José Cárdenas: Any sense of the level of commitment at both the state and federal level to addressing this problem?
Daniel Rothenberg: I think there's a growing commitment, a growing interest, although one of the issues that our conference focused on is the degree to which there needs to be clear and improved coordination--so that there's a common understanding of the problem common and integrated ways to combat trafficking. Locally, at the state level, federally and internationally.
José Cárdenas: The problem itself may have been here for a long time. Trafficking -- however, defined. But the internet added a new element to it.
Daniel Rothenberg: That's certainly right for trafficking for sexual exploitation because the internet is a mechanism through which people find victims through which people engaging in all sorts of communications that lead to -- at the foundation of a whole series of exploitive practices.
José Cárdenas: The people who attended the conference, what did they get out of it?

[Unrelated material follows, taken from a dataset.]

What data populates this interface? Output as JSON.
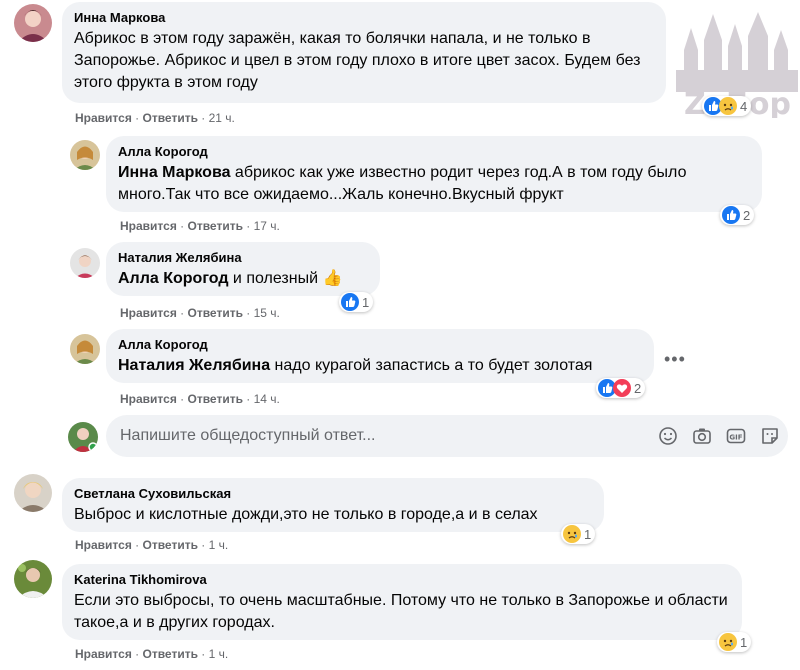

Daniel Rothenberg: That's a good question. We tried it as a public conference. We invited as many people as we could through our various networks and we have a strong student interest. We have a group going to different countries to work on trafficking projects and we have a group of students who created their own anti-trafficking organization and we have a series of seminars on trafficking and some independent studies so there's a strong student interest and very strong community interest. There's sort of faith-based community engagement trafficking, there's law enforcement engaged in trafficking and representatives of those groups and then we had all sorts of folks from the community.
José Cárdenas: We're almost out of time. I understand one of follow-ups though will be a white paper?
Daniel Rothenberg: Right, so along with the public event on Friday, March 11th, we had sort of closed door policy session on that Saturday, the 12th and out of that we're producing a white paper that focuses specifically on the issue of international, federal, state and local coordination as regards to prosecution of human trafficking.
José Cárdenas: Daniel Rothenberg, ASU professor of practice at the law school, Thank you for joining us.
Daniel Rothenberg: Thanks you so much for the opportunity.
Daniel Rothenberg:Professor of Practice, Sandra Day O'Connor College of Law, ASU;